In major tennis tournaments, after winning, the victor typically has to give an on-court interview in which they are asked about the match and their possible next opponent. Schwartzman is typically self-deprecating.
— #AusOpen (@AustralianOpen) January 24, 2020
When asked if he enjoys beating players much taller than him, Schwartzman replied, “No, no, no. Maybe for you, I don’t know. It’s classic for me. I think for the people, it’s helping to be with me on court. They see the small one and the big one, they are going with the small one.”
And the best part of all of this? He’s so much fun to cheer on:
— US Open Tennis (@usopen) September 5, 2019
Schwartzman is proof that short people, Jewish or otherwise, can be world-class athletes. When so much of sports can be dependent on how you were born (like Michael Phelps’ wingspan, which is 3 inches more than his height), Schwartzman’s continued success proves that sports can also just be how much you want it.
Representation in sports is not something I ever really thought about. I kinda just accepted that the athletes I watched would never really look like me, and that’s OK. Mia Hamm was my idol growing up, and it didn’t matter that she wasn’t Jewish. Being Jewish or not doesn’t change who I root for.

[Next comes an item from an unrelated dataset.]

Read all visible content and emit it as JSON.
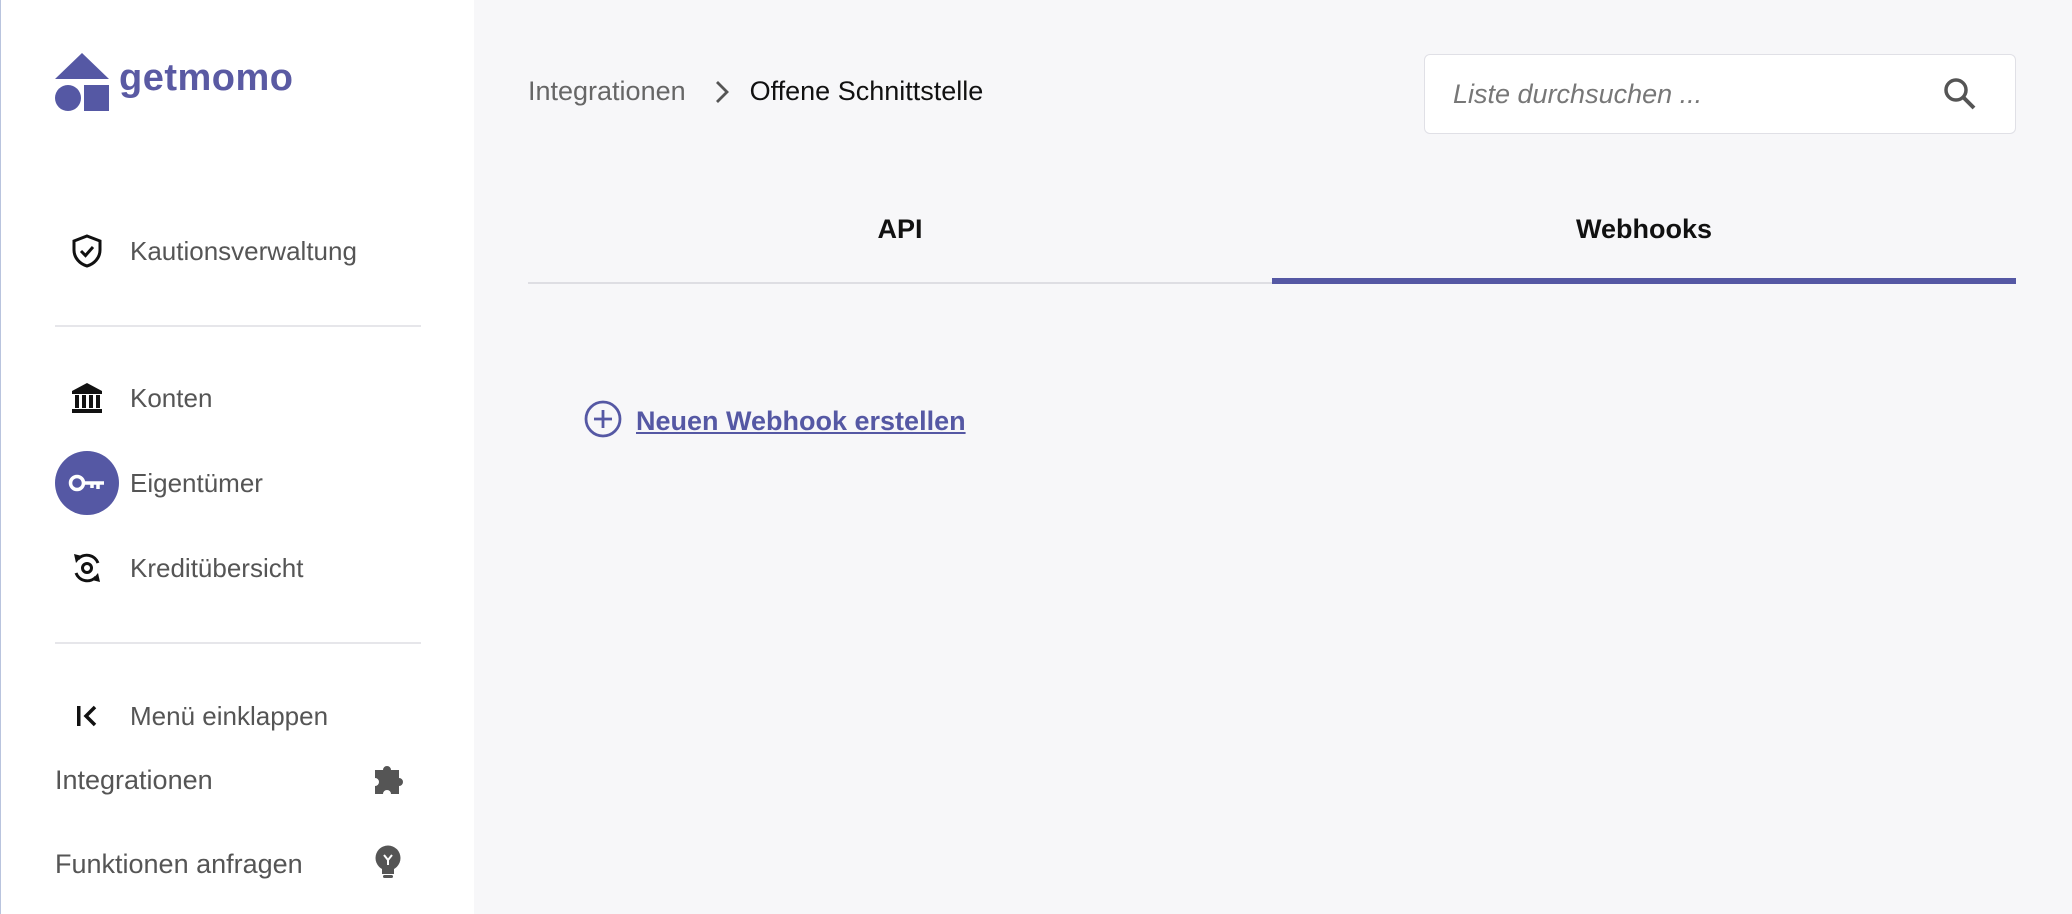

But there’s something different about Diego Schwartzman. Although I am not short (I am average height, but short in my family full of tall people), nor am I an athlete, watching this Jewish player do his thing — specifically beat guys who are over a foot taller than him — is a true joy.